Longer needles best for infant shots, study shows

Vaccinating babies with shorter needles may be causing unnecessary pain, say researchers who compared how well different needle sizes work.

Vaccinating babies with short needles may be causing unnecessary pain, British researchers say.

Infants may show swelling, redness and tenderness near the injection site when they receive a series of vaccinations at two, three and four months of age.

In the United Kingdom, recommendations call for wide, long needles to be used to help deliver the vaccine to the target muscle, but many doctors continue to use narrow, short needles for the injections.

A previous study showed bigger needles significantly reduced reactions at four months of age, but researchers couldn't tell what made the difference: the needle's length, width or gauge or how the needle affects delivery of the vaccine itself.
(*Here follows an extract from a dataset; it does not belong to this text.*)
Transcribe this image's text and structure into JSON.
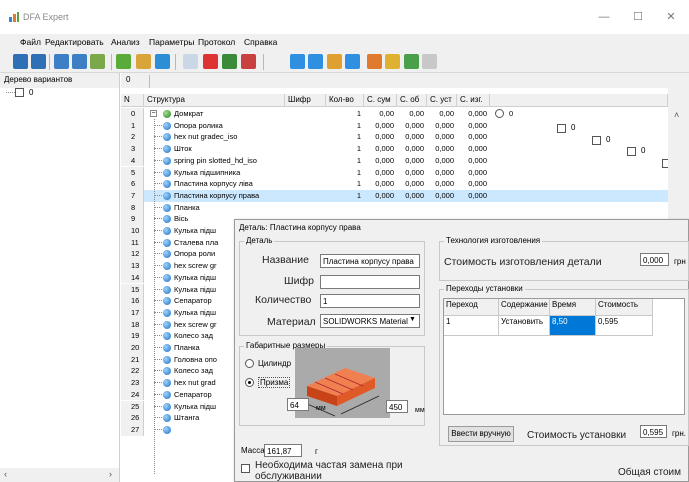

Long needles can significantly reduce vaccine reactions while achieving similar levels of immune protectionas short needles, the team concluded in Friday's online issue of British Medical Journal.

In the experiment, pediatric researchers at the University of Oxford, UK randomly immunized 696 infants with three types of needles:

  • Wide-long (23 gauge, 25 millimetre).
  • Narrow-short (25 gauge, 16 millimetre).
  • Narrow-long (25 gauge, 25 millimetre).

Parents recorded local and general reactions for three days after each dose, and antibody levels were measured after the third dose to look at the likely level of immune protection achieved.

"With increasing parental attention focused on the safety rather than the efficacy of vaccines, simple interventions that reduce local reactions, such as longer needles, should be welcomed," the researchers wrote.

"Vaccine manufacturers and national policymakers should consider needle size in recommendations for infant immunization."